14 Oct The arbitrator adjudicates disputes and not claims
The arbitrator adjudicates disputes and not claims
by George Coucounis
“It is permissible to adjudicate disputes mentioned to the referral notice and not other claims”
The jurisdiction of an arbitrator should be limited in adjudicating the disputes which are the subject of the referral on the basis of which he was appointed. Adjudication of any issues other than these do not fall under the jurisdiction of the arbitrator and in the absence of consent of the parties, it is not permissible to adjudicate them for any reason. This principle draws its origins from the Common Law, it is recorded in Russell on the Law of Arbitration, 19th edition (1982), which is recognized as authority in most decisions of the Supreme Court, but also of the District Courts, concerning arbitration matters. It was issued before the revision of the English Arbitration Law, when its provisions were very similar with the Cyprus Arbitration Law, Cap.4, most of which was an English translation. In this law book, it is mentioned on the heading line, that the duty of an arbitrator is to decide disputes submitted and no more. Furthermore, it is emphasized that another important rule is that the arbitrator must decide neither more nor less than the disputes submitted to him, otherwise the award may be set aside, unless, of course, disputes submitted are formally withdrawn or unless fresh disputes are by definite agreement in writing submitted to his decision.
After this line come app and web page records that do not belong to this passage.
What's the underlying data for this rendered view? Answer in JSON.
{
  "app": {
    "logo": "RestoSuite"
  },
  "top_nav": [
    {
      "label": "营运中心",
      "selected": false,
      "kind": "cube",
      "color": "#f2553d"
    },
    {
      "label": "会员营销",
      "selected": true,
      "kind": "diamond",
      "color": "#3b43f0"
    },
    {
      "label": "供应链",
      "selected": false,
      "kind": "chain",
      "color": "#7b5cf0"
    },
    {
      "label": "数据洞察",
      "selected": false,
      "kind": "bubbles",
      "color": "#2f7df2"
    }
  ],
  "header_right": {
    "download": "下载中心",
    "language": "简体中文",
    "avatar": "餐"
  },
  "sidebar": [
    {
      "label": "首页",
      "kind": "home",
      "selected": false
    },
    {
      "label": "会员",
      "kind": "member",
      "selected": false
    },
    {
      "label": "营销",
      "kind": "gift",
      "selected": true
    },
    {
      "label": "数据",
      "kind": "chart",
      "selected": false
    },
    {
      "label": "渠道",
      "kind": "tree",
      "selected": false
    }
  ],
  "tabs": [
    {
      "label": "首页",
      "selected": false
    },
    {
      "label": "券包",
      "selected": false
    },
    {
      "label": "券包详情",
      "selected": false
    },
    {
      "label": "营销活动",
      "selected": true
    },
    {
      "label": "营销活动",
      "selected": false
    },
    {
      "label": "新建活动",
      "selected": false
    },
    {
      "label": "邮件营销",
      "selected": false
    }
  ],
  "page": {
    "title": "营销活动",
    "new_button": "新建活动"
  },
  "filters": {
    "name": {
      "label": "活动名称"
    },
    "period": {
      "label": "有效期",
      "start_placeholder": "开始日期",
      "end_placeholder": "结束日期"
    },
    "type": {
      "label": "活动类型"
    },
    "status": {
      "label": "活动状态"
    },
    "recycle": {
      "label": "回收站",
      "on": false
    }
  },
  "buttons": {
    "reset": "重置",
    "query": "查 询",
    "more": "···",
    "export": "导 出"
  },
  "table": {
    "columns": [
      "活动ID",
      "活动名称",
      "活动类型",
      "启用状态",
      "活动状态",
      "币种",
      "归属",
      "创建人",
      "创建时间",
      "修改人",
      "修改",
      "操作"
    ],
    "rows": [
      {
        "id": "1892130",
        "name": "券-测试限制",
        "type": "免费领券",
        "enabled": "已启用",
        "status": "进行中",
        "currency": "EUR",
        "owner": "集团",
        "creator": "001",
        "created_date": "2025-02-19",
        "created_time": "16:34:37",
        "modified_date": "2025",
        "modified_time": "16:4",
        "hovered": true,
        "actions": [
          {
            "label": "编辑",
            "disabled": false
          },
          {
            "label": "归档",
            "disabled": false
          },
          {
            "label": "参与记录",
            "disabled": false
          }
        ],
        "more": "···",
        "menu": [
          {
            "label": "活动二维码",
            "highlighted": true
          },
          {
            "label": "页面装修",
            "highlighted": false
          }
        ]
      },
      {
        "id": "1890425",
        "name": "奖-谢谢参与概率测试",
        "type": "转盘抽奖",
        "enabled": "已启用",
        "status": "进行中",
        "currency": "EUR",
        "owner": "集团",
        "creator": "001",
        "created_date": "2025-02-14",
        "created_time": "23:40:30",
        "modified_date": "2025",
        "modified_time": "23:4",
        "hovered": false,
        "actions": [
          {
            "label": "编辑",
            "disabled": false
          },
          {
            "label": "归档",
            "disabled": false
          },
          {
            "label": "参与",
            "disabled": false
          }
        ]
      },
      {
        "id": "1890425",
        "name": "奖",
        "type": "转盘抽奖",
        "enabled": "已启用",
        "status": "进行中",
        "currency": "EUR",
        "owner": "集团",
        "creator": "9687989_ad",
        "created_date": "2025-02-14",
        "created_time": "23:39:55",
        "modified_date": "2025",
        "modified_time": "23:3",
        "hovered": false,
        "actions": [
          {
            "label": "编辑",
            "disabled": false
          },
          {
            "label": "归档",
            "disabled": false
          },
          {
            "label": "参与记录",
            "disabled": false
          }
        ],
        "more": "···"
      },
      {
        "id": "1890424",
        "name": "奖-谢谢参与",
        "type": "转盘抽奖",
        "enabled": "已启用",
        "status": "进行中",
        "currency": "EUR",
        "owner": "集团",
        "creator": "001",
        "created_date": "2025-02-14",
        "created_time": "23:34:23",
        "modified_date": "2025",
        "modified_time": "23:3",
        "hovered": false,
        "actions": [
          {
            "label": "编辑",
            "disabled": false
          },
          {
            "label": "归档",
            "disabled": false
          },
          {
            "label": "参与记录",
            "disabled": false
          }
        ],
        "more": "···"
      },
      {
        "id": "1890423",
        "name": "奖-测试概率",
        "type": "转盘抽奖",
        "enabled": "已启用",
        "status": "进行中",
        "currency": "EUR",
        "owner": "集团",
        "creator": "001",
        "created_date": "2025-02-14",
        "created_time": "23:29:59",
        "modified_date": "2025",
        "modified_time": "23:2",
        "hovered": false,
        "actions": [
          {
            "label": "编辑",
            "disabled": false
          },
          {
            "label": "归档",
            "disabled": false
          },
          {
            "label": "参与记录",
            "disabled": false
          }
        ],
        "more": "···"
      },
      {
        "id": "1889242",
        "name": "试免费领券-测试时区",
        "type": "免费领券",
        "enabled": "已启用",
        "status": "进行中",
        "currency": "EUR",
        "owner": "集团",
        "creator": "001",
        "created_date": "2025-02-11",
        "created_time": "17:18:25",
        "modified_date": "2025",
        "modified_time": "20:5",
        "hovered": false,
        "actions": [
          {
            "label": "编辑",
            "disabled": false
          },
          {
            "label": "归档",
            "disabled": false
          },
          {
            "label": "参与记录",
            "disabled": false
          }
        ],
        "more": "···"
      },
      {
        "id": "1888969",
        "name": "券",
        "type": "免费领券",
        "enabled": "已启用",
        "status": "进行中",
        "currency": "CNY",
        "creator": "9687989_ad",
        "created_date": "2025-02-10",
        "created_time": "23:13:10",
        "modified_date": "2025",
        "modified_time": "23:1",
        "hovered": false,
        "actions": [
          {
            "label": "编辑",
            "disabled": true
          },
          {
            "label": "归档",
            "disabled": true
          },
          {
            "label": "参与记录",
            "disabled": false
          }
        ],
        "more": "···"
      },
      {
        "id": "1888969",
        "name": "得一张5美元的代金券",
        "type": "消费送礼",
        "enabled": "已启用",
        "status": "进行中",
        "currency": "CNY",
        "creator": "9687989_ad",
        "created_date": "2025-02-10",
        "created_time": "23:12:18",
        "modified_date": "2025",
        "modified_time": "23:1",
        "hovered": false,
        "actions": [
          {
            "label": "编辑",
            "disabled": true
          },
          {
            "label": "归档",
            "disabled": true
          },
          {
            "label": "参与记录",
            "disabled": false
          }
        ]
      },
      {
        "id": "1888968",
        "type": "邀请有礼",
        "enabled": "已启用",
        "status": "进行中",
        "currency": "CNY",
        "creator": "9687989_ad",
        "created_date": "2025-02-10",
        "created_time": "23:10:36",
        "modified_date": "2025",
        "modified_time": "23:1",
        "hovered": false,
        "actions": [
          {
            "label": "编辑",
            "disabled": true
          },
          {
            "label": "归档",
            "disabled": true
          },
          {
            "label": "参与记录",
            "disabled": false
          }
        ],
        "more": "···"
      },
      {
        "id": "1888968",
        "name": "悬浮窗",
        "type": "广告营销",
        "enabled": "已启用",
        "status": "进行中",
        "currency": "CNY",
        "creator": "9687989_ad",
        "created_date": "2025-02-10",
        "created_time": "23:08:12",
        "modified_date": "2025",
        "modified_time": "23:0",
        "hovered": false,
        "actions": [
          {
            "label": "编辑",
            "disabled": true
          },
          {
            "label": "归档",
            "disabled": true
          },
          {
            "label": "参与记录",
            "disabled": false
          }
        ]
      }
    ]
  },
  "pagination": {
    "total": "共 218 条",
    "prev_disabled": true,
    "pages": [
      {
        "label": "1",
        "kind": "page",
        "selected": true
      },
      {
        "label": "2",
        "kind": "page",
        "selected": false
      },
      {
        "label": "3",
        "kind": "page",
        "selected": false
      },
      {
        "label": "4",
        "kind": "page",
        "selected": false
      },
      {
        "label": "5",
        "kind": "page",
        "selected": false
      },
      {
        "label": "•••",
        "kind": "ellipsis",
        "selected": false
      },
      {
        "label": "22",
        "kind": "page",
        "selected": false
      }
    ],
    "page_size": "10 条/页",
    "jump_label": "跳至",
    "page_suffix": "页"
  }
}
The appointment of an arbitrator takes place on the basis of an arbitration clause contained in the agreement of the parties with the obvious purpose of adjudicating disputes that may arise between them and be referred to arbitration before him. However, in order for a dispute to be referred to arbitration, it is necessary that there should be a demand and then a rejection or disagreement between the parties, in order for the dispute to be crystallized. Other issues arising after specific disputes have been referred to arbitration may not be adjudicated, even if they are in any way related to the referred disputes.
Therefore, if an arbitrator has been appointed and the claimant’s statement of claim has been filed, it is not permissible for the respondent to file a counterclaim and raise new claims, which have not been crystallized, as disputes of the parties before, as well as prior to the issuance of the referral notice. Τhis could happen especially, when the claimant has clarified that he will not accept and consent to the extension of the arbitrator’s jurisdiction in any way or in any matter beyond the disputes he himself has referred to arbitration. Without the claimant’s consent to an extension of the arbitrator’s jurisdiction, the arbitrator has no authority to adjudicate any disputes not listed in the referral notice.
Disputes arise after, the demands raised by the claimant are denied by the respondent. The arbitrator is appointed to adjudicate these disputes that have arisen and not any other disputes. Therefore, it follows that any adjudication of issues that fall outside the disputes that were referred will constitute an excess of the arbitrator’s jurisdiction, misconduct and a reason for removal from his duties, as well as any decision of the arbitrator is open to annulment, at least to the extent that it concerns the subject of the counterclaim which was irregularly filed.
The remedy provided to claimants when a counterclaim is filed for matters not covered by the referral notice, is the submission of an application for the issuance of a decision or order of the arbitrator to struck out and/or set aside the counterclaim, which it was irregularly filed with the defence. The legal basis is provided by the provisions of Article 30 of the Arbitration Law, Cap. 4, which provide that in arbitration the Civil Procedure rules are applied by analogy. Based on Order 19 rule 26, the counterclaim will be considered by the arbitrator as unnecessary, scandalous or tend to prejudice, embarrass or delay the fair trial of the arbitration.
A similar provision is contained in Order 27 rule 3 which provides that the Court, and by analogy the arbitrator, may order any pleading be struck out on the grounds that it discloses no reasonable cause of action or answer, and in any such case or in case of the action or defence being shown by the pleadings to be frivolous or vexatious, may order that it be stayed or dismissed, or judgment to be entered accordingly as may be just. The invocation of the provisions of Order 19 rule 26 and Order 27 rule 3 in the jurisdictional basis of the application shall apply proportionally to the arbitration and the requested remedies of striking out and/or dismissal of the counterclaim by the arbitrator can be attributed.